⟨

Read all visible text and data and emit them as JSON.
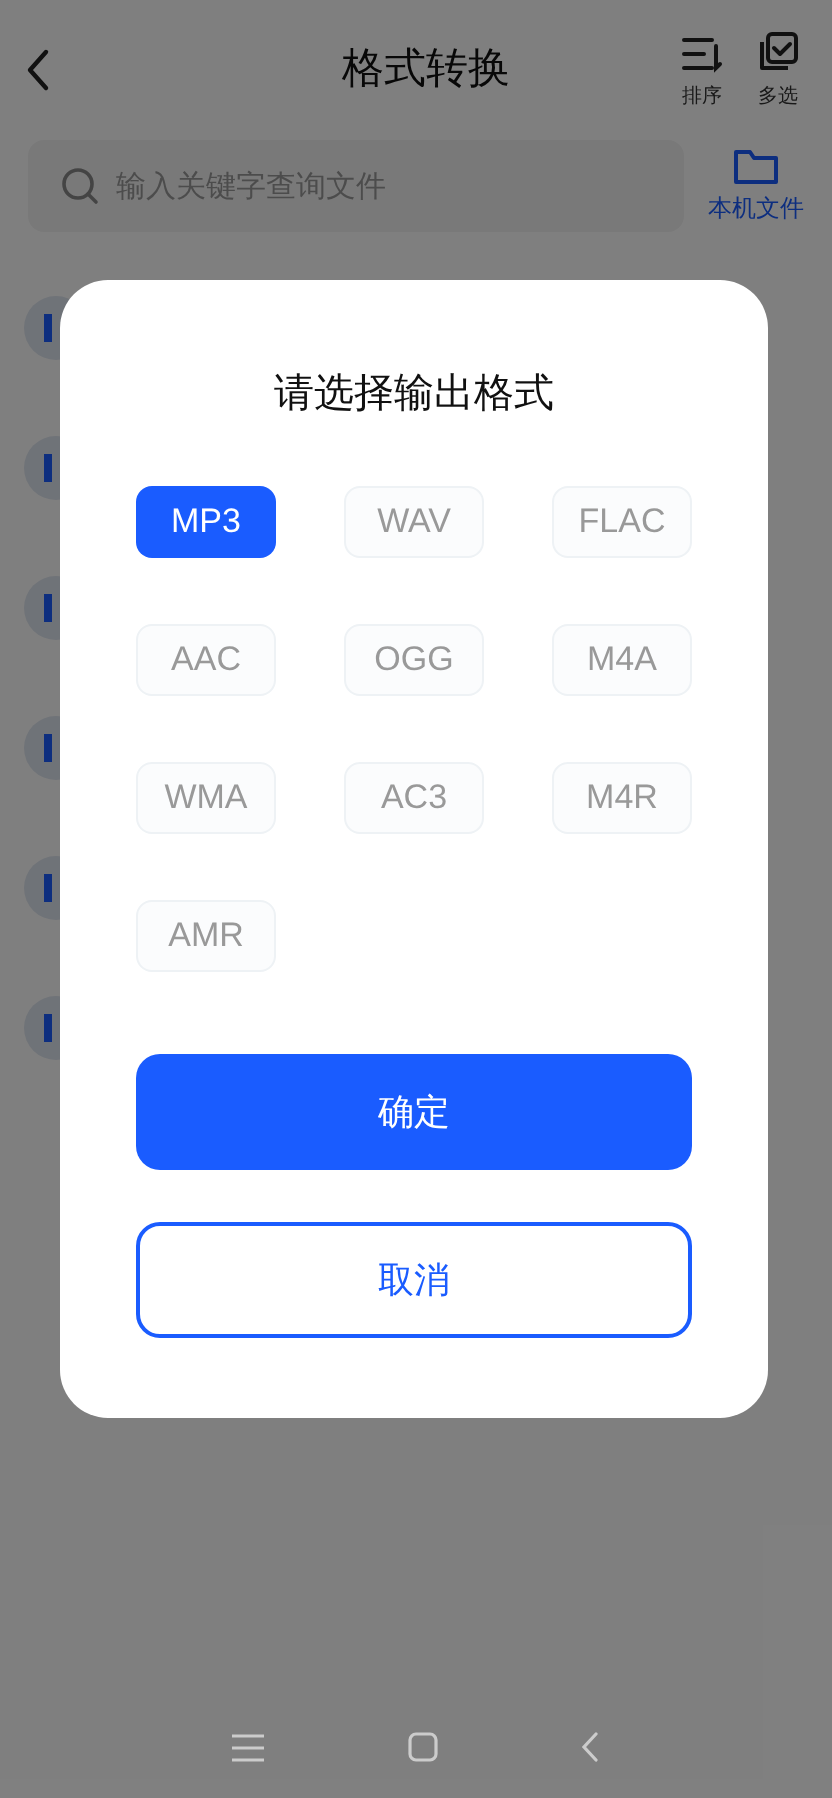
{
  "header": {
    "title": "格式转换",
    "actions": [
      {
        "kind": "sort",
        "label": "排序"
      },
      {
        "kind": "multiselect",
        "label": "多选"
      }
    ]
  },
  "search": {
    "placeholder": "输入关键字查询文件"
  },
  "local_files": {
    "label": "本机文件"
  },
  "dialog": {
    "title": "请选择输出格式",
    "formats": [
      {
        "label": "MP3",
        "selected": true
      },
      {
        "label": "WAV",
        "selected": false
      },
      {
        "label": "FLAC",
        "selected": false
      },
      {
        "label": "AAC",
        "selected": false
      },
      {
        "label": "OGG",
        "selected": false
      },
      {
        "label": "M4A",
        "selected": false
      },
      {
        "label": "WMA",
        "selected": false
      },
      {
        "label": "AC3",
        "selected": false
      },
      {
        "label": "M4R",
        "selected": false
      },
      {
        "label": "AMR",
        "selected": false
      }
    ],
    "confirm": "确定",
    "cancel": "取消"
  }
}
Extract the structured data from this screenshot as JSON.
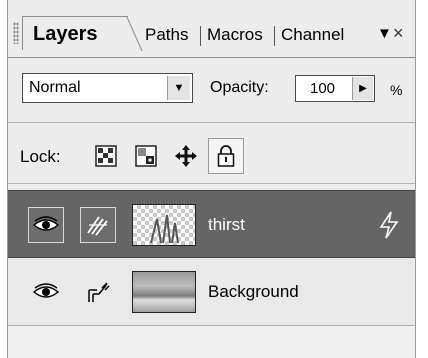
{
  "tabs": [
    {
      "label": "Layers",
      "active": true
    },
    {
      "label": "Paths",
      "active": false
    },
    {
      "label": "Macros",
      "active": false
    },
    {
      "label": "Channel",
      "active": false
    }
  ],
  "tab_controls": {
    "menu_icon": "menu-arrow-icon",
    "close_icon": "close-icon",
    "menu_glyph": "▼",
    "close_glyph": "×"
  },
  "blend": {
    "selected": "Normal",
    "dropdown_glyph": "▼"
  },
  "opacity": {
    "label": "Opacity:",
    "value": "100",
    "unit": "%",
    "spin_glyph": "▶"
  },
  "lock": {
    "label": "Lock:",
    "buttons": [
      {
        "icon": "lock-transparency-icon"
      },
      {
        "icon": "lock-image-icon"
      },
      {
        "icon": "lock-position-icon"
      },
      {
        "icon": "lock-all-icon"
      }
    ]
  },
  "layers": [
    {
      "name": "thirst",
      "selected": true,
      "visible_icon": "eye-icon",
      "link_icon": "brush-icon",
      "thumbnail": "transparent",
      "extra_icon": "lightning-icon"
    },
    {
      "name": "Background",
      "selected": false,
      "visible_icon": "eye-icon",
      "link_icon": "link-icon",
      "thumbnail": "photo"
    }
  ],
  "colors": {
    "panel_bg": "#ececec",
    "selected_row": "#656565",
    "selected_text": "#ffffff"
  }
}
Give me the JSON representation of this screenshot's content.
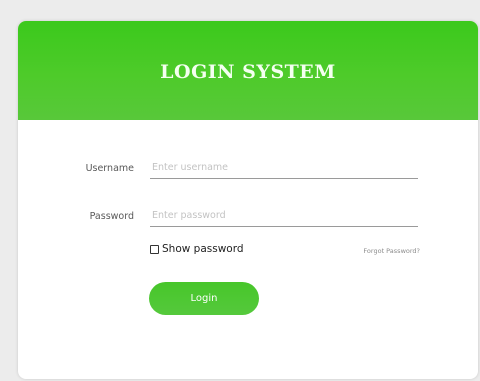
{
  "header": {
    "title": "LOGIN SYSTEM"
  },
  "form": {
    "username": {
      "label": "Username",
      "placeholder": "Enter username",
      "value": ""
    },
    "password": {
      "label": "Password",
      "placeholder": "Enter password",
      "value": ""
    },
    "show_password": {
      "label": "Show password",
      "checked": false
    },
    "forgot_password_label": "Forgot Password?",
    "login_label": "Login"
  },
  "colors": {
    "accent": "#4ecb2a",
    "background": "#ececec",
    "card": "#ffffff"
  }
}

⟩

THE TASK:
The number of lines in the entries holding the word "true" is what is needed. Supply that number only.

YOUR RESPONSE:
3